- Up to now, our research team’s effort to distinguish innovation from, say, emulation has been a bit like Justice Stewart Potter’s remark about what constitutes pornography: We know it when we see it. The piratical metaphor from Wexler’s class suddenly gave me a way to talk about what’s happening among innovative groups in a much more focused and comparative way.
- Steve Jobs isn’t the only disruptive technologist to have a thing for pirates. The contemporary anarchist writer Hakim Bey begins his best-known essay—on what he calls the Temporary Autonomous Zone, or TAZ—with an appreciation for the very sort of pirate utopianism that inspired Jobs. And Bey’s writing on the TAZ was one of the key sources of inspiration for the Cacophony Society, which provided energy for the movement that would eventually evolve into Burning Man—a cultural touchstone for many spiritual-but-not-religious “nones.”
With all of this in mind, I realized that many of the “innovative”-tagged groups we’ve been studying might be described as exhibiting TAZ-like characteristics at some point in their recent history. This means that all of these spiritual innovators have, to greater or lesser extents, decoupled themselves from the authority structures of larger institutions and traditions, with the expressed intention of shaping new modes of practicing, ritualizing or organizing spirituality to meet the needs of particular communities.
And, either periodically or in an ongoing way, the key figures guiding each movement engage in a process of creative reimagining that allows for a varying degree of autonomy from the presuppositions that define their communities at any given moment.
In other words, they become pirates in the white room.
While some of these leaders might embrace this perspective on their work—the Rev. Dr. Neil Thomas of Founders MCC, for example, would likely take it as a compliment to be accused of multiple acts of flagrant spiritual piracy—others would almost certainly take offense. The leadership of a couple of genuinely novel yet nonetheless culturally conservative congregations would surely not welcome any association with the thought of someone as controversial as Hakim Bey.

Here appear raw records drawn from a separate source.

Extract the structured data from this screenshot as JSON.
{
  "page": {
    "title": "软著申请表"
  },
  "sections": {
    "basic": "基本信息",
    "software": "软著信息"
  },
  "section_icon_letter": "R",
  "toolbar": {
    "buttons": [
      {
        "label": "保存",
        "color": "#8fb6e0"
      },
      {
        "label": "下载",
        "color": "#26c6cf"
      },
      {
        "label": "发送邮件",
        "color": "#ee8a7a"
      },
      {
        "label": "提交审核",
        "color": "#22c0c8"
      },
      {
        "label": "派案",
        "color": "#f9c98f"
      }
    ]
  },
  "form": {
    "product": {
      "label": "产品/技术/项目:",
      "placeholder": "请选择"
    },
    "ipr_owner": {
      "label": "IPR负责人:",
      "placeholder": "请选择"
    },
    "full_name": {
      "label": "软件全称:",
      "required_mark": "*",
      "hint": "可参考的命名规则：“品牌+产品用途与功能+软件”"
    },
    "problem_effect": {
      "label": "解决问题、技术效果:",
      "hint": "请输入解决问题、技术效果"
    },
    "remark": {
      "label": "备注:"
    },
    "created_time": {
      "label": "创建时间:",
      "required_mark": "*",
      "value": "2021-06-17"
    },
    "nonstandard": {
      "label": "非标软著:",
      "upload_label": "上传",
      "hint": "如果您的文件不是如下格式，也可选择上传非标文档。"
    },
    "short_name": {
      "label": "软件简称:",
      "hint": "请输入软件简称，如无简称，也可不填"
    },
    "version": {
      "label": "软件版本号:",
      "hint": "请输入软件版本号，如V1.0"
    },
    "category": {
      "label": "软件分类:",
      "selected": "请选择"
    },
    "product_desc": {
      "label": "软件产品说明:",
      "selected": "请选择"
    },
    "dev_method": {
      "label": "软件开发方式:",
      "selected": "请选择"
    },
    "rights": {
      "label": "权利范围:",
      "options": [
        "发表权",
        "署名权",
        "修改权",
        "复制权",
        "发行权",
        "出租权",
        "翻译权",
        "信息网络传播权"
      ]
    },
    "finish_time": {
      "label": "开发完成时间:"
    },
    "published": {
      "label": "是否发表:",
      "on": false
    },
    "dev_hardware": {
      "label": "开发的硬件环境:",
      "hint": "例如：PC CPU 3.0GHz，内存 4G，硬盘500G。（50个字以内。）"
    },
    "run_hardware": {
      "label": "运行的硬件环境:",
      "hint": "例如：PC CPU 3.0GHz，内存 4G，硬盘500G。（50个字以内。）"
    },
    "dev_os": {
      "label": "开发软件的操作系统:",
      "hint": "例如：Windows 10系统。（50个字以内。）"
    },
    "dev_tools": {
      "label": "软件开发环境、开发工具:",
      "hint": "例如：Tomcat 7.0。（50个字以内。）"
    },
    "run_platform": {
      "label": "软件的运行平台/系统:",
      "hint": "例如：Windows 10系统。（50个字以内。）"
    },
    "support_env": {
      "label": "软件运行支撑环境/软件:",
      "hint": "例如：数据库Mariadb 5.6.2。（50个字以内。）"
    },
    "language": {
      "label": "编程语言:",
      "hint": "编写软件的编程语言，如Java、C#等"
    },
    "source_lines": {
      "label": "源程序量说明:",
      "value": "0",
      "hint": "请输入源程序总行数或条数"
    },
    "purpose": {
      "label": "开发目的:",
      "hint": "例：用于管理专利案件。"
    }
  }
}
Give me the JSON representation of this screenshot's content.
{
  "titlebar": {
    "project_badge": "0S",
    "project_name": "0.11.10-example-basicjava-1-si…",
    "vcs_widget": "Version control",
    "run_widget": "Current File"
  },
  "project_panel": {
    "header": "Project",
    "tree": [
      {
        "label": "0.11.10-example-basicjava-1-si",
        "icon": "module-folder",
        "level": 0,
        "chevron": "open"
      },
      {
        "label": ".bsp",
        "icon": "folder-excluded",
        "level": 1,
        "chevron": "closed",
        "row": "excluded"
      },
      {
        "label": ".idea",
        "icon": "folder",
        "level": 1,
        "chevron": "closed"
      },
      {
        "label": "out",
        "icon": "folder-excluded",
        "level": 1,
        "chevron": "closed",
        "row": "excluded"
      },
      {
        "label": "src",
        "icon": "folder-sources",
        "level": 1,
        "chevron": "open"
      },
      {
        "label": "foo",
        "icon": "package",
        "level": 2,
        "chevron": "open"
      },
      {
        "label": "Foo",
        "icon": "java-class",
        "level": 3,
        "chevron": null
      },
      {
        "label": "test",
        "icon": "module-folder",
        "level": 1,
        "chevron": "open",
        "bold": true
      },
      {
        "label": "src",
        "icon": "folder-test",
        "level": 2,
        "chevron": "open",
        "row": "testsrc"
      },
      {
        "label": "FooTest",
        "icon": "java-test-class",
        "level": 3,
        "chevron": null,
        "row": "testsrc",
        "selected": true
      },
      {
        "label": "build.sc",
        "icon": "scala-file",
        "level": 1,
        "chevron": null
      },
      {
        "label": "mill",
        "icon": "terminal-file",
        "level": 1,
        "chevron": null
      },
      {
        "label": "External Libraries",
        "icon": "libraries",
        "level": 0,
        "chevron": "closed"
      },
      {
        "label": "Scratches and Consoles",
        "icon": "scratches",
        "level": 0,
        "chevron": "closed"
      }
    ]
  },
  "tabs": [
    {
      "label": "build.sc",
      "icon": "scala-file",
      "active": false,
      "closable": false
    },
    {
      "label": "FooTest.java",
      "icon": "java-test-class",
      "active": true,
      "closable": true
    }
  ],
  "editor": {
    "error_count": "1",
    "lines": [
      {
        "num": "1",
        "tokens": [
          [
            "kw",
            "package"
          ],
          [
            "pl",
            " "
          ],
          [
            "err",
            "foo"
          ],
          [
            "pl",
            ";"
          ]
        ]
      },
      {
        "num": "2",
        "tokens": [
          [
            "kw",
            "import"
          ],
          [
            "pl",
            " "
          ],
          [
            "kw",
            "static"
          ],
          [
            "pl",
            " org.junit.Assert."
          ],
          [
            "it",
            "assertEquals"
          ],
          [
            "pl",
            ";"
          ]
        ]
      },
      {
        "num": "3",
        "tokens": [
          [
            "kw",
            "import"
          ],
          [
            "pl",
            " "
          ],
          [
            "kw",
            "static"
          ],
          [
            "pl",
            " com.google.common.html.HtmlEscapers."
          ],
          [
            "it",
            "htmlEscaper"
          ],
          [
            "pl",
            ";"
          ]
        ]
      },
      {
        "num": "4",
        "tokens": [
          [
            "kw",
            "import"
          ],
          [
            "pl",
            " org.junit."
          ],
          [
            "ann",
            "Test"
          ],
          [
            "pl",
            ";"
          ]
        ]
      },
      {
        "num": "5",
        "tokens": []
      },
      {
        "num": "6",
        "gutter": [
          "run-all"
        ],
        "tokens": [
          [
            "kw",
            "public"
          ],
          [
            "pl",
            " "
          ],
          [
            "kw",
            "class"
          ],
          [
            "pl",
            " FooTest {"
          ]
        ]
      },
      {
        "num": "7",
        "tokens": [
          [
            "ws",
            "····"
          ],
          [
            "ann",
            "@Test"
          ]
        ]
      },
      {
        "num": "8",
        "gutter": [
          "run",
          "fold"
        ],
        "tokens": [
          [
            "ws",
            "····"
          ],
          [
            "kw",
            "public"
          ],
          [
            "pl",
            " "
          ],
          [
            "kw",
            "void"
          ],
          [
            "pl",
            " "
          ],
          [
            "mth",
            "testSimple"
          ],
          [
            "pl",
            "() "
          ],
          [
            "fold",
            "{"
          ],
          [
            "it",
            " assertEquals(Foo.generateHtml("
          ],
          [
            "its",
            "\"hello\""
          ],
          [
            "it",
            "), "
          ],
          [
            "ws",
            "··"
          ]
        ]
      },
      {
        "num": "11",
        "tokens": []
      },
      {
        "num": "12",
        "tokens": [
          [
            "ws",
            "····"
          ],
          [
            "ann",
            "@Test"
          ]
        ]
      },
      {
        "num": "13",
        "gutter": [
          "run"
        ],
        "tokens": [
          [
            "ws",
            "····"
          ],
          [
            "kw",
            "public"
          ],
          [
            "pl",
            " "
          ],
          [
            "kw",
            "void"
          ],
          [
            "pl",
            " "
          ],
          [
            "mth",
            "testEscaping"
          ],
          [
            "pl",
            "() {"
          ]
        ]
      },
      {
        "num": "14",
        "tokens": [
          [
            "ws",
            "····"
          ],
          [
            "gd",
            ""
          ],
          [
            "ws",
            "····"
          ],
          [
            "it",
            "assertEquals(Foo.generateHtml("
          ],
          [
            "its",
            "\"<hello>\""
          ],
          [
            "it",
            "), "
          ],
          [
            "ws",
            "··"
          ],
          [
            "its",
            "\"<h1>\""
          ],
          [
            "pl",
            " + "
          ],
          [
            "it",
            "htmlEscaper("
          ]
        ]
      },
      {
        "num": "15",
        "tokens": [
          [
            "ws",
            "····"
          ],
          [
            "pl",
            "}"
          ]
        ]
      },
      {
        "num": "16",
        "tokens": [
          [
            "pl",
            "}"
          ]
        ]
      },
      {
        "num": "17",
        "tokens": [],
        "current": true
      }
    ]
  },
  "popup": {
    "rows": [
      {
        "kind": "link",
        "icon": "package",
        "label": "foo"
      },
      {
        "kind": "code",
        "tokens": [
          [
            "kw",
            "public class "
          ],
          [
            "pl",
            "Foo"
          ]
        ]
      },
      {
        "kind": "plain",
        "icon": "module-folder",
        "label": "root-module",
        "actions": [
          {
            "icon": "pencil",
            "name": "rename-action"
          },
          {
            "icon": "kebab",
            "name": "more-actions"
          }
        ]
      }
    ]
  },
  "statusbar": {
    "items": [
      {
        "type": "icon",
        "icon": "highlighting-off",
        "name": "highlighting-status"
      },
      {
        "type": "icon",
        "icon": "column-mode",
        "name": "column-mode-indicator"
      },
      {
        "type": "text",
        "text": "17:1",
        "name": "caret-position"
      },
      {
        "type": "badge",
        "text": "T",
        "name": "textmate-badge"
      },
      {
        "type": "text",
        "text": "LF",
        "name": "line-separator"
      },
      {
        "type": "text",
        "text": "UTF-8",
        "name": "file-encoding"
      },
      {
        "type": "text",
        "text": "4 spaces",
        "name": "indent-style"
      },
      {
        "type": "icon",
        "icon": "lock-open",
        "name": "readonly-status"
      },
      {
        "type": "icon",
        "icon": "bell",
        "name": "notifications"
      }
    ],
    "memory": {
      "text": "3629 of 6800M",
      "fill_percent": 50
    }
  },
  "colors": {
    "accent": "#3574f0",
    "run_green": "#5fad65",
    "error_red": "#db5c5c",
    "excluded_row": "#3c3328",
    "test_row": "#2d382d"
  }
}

That tension points to an important refinement in the application of the pirates-in-the-white room metaphor. For some innovative groups, the walls of the room form a tighter container, and the anarchic piratical energy is less intense. Holy Spirit Silver Lake regularly experiments with theology and liturgy, but the group’s commitment to its Episcopalian identity sets clear limits on how far members are willing to go with their experimentation.
On the other hand, the movements that have intrigued me most—and that have already begun to stand out as models of innovation for more traditional, less radically autonomous groups—are organized entirely around the deeply moral impulse to serve others. By pledging allegiance to no particular religious authority or identity, these movements are attracting participants from a stunning array of religious traditions, as well as from the rapidly growing ranks of the “nones.”
For these pirates, the walls of the white room are pushed back to encompass the whole world.
That expansive vision with compassion at its heart is, for me, an important marker of religious genius—William James’ term for the experience variously described as transcendence, oneness or the sublime. Now I’m on a quest to find spiritual pirates and the white rooms where they gather. Aaargh!
Nick Street is a senior writer with the USC Center for Religion and Civic Culture.